The District Court of Appeal's decision failed to consider our decision in Reich v. Collins , 513 U.S. 106 (1994). There, the Georgia Supreme Court had rejected a taxpayer's refund claim filed pursuant to a general refund statute, dismissing any due process concerns because a predeprivation remedy was available. See id ., at 110. While assuming the constitutional adequacy of Georgia's predeprivation procedures, we nonetheless reversed because "no reasonable taxpayer would have thought that [the predeprivation procedures] represented, in light of the apparent applicability of the refund statute, the exclusive remedy for unlawful taxes." Id ., at 111 (emphasis deleted). Until the Georgia Supreme Court's ruling, the taxpayer had no way of knowing from either the statutory language or case law that he could not pursue a postpayment refund and was relegated to a predeprivation remedy. See id ., at 111-112. We emphasized a State "has the flexibility to maintain an exclusively predeprivation remedial scheme, so long as that scheme is 'clear and certain.' " Id ., at 110-111. But a State may not "bait and switch" by "hold[ing] out what plainly appears to be a 'clear and certain' postdeprivation remedy and then declare, only after the disputed taxes have been paid, that no such remedy exists." Id ., at 111, 108.
Under Florida law, there was a long standing practice of permitting taxpayers to seek refunds under §215.26 for taxes paid under an unconstitutional statute. See, e.g. , State ex rel. Hardaway Contracting Co. v. Lee , 155 Fla. 724, 21 So. 2d 211 (1945). At Florida's urging, federal courts have dismissed taxpayer challenges, including constitutional challenges, because §215.26 appeared to provide an adequate postpayment remedy for refunds. See Tax Injunction Act, 28 U.S.C. § 1341 ("The district courts shall not enjoin . . . any tax under State law where a plain, speedy and efficient remedy may be had in the courts of such State"); see, e.g. , Osceola v. Florida Dept. of Revenue , 893 F. 2d 1231, 1233 (CA11 1990); Rendon v. State of Fla. , 930 F. Supp. 601 (SD Fla. 1996). This Court, too, has interpreted Florida law to provide a postpayment remedy. See McKesson , supra , at 24, n. 4 ("It appears . . . Florida law does not require a taxpayer to pay under protest in order to preserve the right to challenge a remittance in a postpayment refund action"). The State does not dispute this settled understanding. The effect of the District Court of Appeal's decision below, however, was to cut off Newsweek's recourse to §215.26. While Florida may be free to require taxpayers to litigate first and pay later, due process prevents it from applying this requirement to taxpayers, like Newsweek, who reasonably relied on the apparent availability of a postpayment refund when paying the tax.

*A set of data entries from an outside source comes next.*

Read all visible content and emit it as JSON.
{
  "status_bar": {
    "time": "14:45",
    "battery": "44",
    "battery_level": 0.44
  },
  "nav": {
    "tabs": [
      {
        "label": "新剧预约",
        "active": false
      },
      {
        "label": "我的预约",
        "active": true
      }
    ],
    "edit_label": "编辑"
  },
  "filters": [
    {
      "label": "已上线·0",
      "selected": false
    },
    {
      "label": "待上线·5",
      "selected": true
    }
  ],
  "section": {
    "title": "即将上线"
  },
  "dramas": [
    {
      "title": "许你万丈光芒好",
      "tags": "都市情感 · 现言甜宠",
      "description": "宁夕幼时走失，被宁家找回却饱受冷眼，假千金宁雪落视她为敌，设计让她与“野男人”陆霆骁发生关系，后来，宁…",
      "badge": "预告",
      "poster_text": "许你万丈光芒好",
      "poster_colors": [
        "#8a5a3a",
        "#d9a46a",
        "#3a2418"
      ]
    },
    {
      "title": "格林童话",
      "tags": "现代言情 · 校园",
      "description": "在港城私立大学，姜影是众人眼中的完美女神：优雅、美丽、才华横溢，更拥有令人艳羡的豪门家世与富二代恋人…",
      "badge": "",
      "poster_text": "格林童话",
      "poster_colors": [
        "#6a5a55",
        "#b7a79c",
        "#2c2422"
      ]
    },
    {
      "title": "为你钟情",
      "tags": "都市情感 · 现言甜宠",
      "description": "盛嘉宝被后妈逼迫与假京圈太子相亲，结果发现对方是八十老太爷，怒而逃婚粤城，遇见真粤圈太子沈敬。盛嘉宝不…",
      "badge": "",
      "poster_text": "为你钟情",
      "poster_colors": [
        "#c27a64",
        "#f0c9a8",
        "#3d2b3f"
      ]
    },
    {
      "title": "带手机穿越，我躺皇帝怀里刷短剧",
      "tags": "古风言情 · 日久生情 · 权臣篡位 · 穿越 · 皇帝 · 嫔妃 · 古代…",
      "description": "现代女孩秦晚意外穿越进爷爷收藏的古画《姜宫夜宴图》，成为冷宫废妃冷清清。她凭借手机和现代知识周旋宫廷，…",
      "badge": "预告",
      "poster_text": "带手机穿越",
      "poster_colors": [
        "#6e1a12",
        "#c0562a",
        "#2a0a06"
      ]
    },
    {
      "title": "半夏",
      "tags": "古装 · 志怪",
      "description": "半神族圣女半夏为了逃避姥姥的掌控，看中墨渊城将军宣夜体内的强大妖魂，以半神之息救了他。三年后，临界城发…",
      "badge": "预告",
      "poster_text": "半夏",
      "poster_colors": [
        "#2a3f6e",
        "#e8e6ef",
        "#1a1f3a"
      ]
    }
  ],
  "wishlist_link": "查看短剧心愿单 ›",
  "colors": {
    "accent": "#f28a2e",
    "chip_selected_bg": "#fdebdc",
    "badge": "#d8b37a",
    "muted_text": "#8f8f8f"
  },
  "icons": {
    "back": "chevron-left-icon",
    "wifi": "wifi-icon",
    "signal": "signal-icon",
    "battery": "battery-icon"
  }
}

Newsweek is entitled to a clear and certain remedy and thus it can use the refund procedures to adjudicate the merits of its claim. We grant the petition for a writ of certiorari, vacate the judgment, and remand for proceedings not inconsistent with this opinion.
It is so ordered.